The key here is that Elaine was realistic about the fact that her life was not going to be the same and, after her mourning period, she carefully let go and began to move forward. However, she recognized that each moment of life is unlike any other; to live life to the fullest, she made every effort to be in the moment, fully. By exploring her feelings, rather than analyzing the myriad thoughts spinning in her mind, she could face, and indeed embrace, moving forward. Elaine willingly thrust herself forward into the unknown, and signed up for Zumba teacher training. She reasoned that, even if she did not ultimately pursue it as a career, it would enable her to maintain a positive outlook while being open to new opportunities.
It is critical to emphasize to Elaine that a new life does not invalidate her old life. She needs to feel that the years spent raising her kids and working with her husband were great years and that they are not going to become anything different now. However, it is important that she allows herself the time and opportunity to grieve the end of her former life before beginning anew. This is a great time to ask Elaine to outline her strengths and to take the time to reflect on them and acknowledge herself for them; she needs to believe in herself again. She must feel good about herself in order to take on the enormity of starting her life over.
As a coach, it was necessary to help Elaine reframe her perspectives about her future. First, they explored, understood and articulated her core beliefs and values. As her new awareness emerged, they worked together on setting up support systems for Elaine. These support systems — people, structures, routines — allowed Elaine to function on a day-to-day basis as she explored her preferred future. She evaluated her current resources and skills to see how they may become incorporated into the next phase of her life. Visualization exercises in conjunction with powerful questions resulted in committing to some short- and long-term goals, as well as a time frame in which to complete them. Discussions about what progress might look like increased her ability to establish concrete action-based steps toward her new goals.
This major upheaval turned out to be a perfect juncture for Elaine to transform the change of her marital, child-rearing and job status into an opportunity to achieve her ultimate happiness in life. Instead of accommodating others’ needs, she has created a life of her own choosing.
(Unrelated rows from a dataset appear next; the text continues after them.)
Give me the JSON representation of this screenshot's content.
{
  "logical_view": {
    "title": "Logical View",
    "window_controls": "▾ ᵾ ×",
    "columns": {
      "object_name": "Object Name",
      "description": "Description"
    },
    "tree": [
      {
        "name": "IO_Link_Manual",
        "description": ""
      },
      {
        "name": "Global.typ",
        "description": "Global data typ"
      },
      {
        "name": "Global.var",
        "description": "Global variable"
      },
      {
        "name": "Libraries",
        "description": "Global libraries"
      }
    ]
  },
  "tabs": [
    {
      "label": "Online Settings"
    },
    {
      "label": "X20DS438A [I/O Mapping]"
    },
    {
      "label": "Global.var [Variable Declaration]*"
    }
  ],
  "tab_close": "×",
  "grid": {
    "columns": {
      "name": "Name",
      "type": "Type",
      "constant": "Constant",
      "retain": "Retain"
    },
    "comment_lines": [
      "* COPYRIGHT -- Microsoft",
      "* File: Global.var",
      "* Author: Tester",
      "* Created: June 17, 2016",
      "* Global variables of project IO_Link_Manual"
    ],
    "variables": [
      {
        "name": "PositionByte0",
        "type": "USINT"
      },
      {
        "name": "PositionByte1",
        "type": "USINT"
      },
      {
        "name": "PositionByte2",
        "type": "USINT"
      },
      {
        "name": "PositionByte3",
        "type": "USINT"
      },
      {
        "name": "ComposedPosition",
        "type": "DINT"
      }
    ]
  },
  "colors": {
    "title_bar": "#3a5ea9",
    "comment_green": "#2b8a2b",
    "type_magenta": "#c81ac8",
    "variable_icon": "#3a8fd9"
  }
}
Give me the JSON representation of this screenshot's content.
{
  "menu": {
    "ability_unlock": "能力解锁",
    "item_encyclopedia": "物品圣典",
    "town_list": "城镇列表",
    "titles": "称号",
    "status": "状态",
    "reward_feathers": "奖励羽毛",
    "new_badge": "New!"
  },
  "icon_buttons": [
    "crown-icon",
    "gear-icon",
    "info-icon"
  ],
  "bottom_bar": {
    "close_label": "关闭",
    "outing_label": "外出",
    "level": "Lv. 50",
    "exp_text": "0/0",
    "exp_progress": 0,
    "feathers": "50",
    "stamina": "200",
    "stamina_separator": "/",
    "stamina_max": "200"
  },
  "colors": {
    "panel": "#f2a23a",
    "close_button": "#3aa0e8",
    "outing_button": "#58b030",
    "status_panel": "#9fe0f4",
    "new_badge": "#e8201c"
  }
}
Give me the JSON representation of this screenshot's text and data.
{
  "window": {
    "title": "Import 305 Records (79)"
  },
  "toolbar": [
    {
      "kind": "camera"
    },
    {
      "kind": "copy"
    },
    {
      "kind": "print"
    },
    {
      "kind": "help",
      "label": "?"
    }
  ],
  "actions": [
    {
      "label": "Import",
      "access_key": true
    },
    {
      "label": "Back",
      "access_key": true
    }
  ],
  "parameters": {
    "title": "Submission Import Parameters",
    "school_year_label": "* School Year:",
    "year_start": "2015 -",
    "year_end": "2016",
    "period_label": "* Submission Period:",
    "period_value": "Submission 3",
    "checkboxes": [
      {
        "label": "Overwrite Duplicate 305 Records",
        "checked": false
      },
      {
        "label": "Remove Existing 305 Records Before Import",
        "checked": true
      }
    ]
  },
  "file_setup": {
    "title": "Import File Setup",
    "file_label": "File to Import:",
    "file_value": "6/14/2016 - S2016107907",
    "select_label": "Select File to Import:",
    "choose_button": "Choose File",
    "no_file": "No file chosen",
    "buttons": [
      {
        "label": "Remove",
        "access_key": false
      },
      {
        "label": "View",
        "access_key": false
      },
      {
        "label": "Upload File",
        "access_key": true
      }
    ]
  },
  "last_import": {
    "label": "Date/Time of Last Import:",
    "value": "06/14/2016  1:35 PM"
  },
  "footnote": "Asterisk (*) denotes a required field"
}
Once she recognized that it is who she is (and always was) inside, and she allowed herself the freedom to embrace her opportunities, it transformed her life. Once she made the shift to this perspective of change as opportunity, she found greater satisfaction, personal growth and empowerment.
- Do you recall any personal experiences regarding resistance to change while reading this power tool?
- Think about your underlying beliefs and perceptions of change. What are the behaviors you notice in the face of change? Are they serving you well or do they hold you back?
- How do you typically react when offered an opportunity? Do you tend to seek or evade opportunity?
- What structures and support systems and empowering perspectives can you employ to help manage your fear of change and reframe it into opportunity for personal growth?
- As a coach, what tools could you use to support your coaching around being open to change/opportunity?
- As a coach, what do you do if a client really refuses to see change as an opportunity for growth?
Come to the edge, he said
We are afraid, they said
Come to the edge, he said
He pushed them…and they flew. Apollinaire Guillaume